Loss reserves are arguably one of the most difficult risks to estimate and monitor. In fact, inadequate pricing and deficient loss reserves have been the leading cause of property/casualty company impairments. According to A.M. Best, from 1969 to 2009 they triggered approximately 40 percent of all impairments - four times more than those emanating from natural catastrophes (1). There are many uncertainties in managing long-tailed, heavily legislated lines of business that can be triggered from emerging risks. Unforeseen inflation and anticipated legislative changes over a 10 to 30 year period present many demands. In order to prepare for emerging risk scenarios, future trends and related uncertainties need to be explicitly identified, contemplated and estimated.
The concept of emerging risks is not a new one in the context of (re)insurance; the market has always faced some new challenge as the world around us has changed.
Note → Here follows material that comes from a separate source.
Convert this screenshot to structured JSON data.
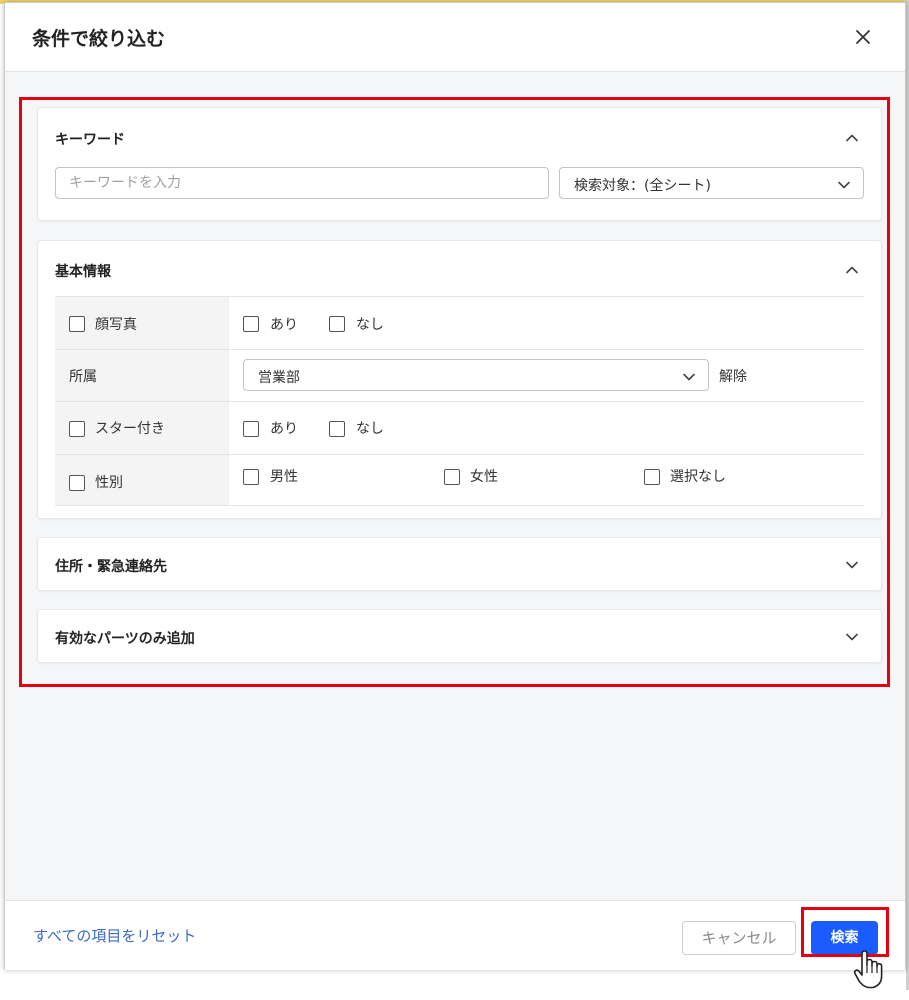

Aviation, for example was once considered an emerging risk. Now, it is well understood and the market for risk transfer has been operating for decades. The same will inevitably come to pass for many of the risks discussed in this report. The question is how to try and quantify them and then manage them now while they are less understood.
Reserving has always been the realm of actuaries and the strapline for the actuarial profession for a long time has been “Making Financial Sense of the Future.” This ambition to make sense of the future is particularly challenging in the context of reserving and capital setting for emerging risks. Most commonly used reserving techniques rely on the projection of patterns in past data around how claims arrive and are estimated and then paid, to infer what we need to set aside now to meet all of our liabilities. That is perfectly sensible if the past is a good guide to the future. But, in the case of emerging risks, it really is not. What history has taught us is to expect the unexpected. There may well be events or manifestations of risk that were unexpected at the time in our past data, but who is to say that future such occurrences will have the same shape or impact? New and more sophisticated techniques and tools go beyond commonly used reserving methods of the past. Generalized linear modeling (GLM) techniques and tools (such as those incorporated in Guy Carpenter’s MetaRisk® ReserveTM) can assist in detecting the emergence of new inflation trends as well as other disruptors early on. These tools allow (re)insurers to dynamically stress-test changing inflation scenarios and other emerging claims drivers. Then, capital should be set at a level to mitigate against such surprises and protect the balance sheet.
For many emerging risks discussed in this report the tail will be long so the capital will likely be largely contained in the reserving risk category. Most reserving risk assessments, including those that are incorporating the relatively new GLM techniques, still rely on the use of past data with the associated issues this presents. For these reasons we need to look beyond the traditional actuarial tool kit for solutions.
1. A.M. Best Special Report: 1969-2009 Impairment Review.